======== Supplied information ========

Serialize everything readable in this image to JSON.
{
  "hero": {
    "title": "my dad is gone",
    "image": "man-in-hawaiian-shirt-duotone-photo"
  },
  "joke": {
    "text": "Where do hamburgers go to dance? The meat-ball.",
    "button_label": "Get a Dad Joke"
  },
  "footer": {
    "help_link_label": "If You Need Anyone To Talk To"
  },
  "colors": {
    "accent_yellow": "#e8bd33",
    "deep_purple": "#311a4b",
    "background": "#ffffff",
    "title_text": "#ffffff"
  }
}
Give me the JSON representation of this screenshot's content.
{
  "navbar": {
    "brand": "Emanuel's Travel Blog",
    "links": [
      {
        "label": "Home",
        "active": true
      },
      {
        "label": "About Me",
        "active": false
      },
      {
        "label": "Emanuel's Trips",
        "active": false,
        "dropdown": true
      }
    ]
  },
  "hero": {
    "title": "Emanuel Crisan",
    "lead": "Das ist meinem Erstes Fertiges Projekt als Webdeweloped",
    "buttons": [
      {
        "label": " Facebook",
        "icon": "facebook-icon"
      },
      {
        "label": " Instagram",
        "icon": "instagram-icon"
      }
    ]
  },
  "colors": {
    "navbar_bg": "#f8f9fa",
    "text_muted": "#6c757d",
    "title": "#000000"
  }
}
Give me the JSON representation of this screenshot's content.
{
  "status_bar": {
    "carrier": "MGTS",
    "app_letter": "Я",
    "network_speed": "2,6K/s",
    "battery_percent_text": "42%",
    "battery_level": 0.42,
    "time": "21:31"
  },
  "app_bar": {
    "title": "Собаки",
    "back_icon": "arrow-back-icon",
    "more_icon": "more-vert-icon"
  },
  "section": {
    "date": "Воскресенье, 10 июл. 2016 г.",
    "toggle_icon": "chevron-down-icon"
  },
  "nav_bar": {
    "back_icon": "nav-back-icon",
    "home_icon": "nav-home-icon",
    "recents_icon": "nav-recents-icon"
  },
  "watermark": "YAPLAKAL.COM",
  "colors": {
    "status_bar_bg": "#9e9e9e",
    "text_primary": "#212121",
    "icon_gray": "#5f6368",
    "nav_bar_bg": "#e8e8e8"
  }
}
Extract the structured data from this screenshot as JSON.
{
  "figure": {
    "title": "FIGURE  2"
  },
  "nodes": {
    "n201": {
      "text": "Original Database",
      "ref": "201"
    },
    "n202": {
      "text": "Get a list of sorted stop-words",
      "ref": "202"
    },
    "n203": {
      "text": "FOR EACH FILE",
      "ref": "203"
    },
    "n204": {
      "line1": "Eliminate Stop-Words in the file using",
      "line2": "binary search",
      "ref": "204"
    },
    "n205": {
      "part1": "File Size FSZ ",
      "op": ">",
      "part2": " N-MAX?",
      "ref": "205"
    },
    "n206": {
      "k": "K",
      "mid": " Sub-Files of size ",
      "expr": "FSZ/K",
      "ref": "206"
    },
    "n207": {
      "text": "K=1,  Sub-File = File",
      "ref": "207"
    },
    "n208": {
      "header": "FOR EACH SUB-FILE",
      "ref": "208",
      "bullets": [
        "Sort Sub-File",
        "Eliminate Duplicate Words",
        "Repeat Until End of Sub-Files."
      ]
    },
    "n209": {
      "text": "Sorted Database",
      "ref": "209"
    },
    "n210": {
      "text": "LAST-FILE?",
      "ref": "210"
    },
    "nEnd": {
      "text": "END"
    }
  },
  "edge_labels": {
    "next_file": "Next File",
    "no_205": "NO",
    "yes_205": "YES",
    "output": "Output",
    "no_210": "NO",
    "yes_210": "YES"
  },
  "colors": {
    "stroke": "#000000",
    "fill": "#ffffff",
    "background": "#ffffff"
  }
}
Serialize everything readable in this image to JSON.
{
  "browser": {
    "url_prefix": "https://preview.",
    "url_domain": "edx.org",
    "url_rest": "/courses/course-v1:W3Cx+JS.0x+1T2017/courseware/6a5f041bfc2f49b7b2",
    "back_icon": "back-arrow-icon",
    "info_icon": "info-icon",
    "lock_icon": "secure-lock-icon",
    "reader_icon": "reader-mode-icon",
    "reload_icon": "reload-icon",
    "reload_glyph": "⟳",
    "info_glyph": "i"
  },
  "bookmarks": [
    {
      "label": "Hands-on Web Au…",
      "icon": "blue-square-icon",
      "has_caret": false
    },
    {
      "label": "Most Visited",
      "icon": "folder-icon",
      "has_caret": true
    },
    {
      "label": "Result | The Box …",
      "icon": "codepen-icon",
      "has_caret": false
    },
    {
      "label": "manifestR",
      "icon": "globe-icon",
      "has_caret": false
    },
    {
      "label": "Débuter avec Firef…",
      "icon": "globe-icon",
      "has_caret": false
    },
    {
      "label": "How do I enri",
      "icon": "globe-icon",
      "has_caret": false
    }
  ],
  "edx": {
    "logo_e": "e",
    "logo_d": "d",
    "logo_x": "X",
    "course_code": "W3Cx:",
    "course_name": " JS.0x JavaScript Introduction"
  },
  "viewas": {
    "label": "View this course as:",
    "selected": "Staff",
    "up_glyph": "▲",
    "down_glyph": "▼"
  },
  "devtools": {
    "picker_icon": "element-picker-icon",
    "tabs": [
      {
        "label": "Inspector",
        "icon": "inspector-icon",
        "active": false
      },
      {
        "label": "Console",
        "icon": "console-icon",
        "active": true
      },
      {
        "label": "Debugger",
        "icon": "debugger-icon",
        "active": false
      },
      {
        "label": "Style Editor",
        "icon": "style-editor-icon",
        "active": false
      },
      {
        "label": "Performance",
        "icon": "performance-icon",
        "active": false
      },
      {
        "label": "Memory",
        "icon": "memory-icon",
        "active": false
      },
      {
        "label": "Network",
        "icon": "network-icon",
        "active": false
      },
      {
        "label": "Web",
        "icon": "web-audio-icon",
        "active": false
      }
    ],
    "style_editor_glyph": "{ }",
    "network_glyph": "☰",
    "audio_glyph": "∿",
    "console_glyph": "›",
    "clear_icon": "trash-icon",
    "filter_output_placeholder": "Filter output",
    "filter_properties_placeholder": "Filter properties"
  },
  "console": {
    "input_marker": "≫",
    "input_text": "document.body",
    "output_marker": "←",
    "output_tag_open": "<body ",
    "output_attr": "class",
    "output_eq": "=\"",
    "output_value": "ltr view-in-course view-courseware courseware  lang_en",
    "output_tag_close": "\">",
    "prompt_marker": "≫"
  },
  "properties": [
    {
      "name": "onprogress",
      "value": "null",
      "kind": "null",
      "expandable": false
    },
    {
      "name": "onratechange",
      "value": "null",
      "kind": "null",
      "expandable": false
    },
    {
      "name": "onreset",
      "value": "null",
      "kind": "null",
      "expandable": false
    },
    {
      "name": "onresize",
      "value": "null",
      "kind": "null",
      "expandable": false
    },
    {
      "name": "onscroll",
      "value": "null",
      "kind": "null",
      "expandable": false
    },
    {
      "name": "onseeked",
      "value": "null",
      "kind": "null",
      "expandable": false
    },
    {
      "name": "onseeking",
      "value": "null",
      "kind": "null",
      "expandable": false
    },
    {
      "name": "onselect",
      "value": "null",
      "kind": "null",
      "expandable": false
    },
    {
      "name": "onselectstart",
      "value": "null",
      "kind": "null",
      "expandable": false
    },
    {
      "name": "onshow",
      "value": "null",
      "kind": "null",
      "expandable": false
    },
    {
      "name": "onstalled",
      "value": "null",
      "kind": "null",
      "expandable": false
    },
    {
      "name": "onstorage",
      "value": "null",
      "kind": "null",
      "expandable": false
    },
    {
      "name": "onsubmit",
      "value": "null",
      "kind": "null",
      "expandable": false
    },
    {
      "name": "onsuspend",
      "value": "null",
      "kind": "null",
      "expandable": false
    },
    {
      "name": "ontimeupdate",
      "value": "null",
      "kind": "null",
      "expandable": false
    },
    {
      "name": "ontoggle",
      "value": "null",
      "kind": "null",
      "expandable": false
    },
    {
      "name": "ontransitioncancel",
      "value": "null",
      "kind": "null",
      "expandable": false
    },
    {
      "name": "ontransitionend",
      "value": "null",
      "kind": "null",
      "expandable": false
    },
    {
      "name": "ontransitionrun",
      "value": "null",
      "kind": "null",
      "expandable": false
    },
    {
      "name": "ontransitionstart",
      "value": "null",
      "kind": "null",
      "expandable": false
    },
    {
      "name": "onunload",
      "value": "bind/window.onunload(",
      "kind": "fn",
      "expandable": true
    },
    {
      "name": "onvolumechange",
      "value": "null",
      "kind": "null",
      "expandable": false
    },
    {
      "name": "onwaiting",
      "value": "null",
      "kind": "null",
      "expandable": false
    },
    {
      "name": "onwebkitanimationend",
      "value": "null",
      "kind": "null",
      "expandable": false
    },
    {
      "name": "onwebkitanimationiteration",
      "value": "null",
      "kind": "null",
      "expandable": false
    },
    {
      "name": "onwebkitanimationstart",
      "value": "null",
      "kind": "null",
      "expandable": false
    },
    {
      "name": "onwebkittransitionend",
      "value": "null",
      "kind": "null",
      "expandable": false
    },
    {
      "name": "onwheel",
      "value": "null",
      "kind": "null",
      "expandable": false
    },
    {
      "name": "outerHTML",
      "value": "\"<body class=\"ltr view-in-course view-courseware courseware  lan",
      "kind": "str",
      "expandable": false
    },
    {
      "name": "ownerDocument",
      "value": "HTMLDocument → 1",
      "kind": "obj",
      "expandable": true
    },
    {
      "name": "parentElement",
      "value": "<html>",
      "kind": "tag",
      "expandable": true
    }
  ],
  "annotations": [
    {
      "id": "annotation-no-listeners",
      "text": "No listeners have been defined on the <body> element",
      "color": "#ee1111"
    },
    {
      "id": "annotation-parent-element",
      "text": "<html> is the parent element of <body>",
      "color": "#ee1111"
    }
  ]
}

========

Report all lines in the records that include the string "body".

    "input_text": "document.body",
    "output_tag_open": "<body ",
      "value": "\"<body class=\"ltr view-in-course view-courseware courseware  lan",
      "text": "No listeners have been defined on the <body> element",
      "text": "<html> is the parent element of <body>",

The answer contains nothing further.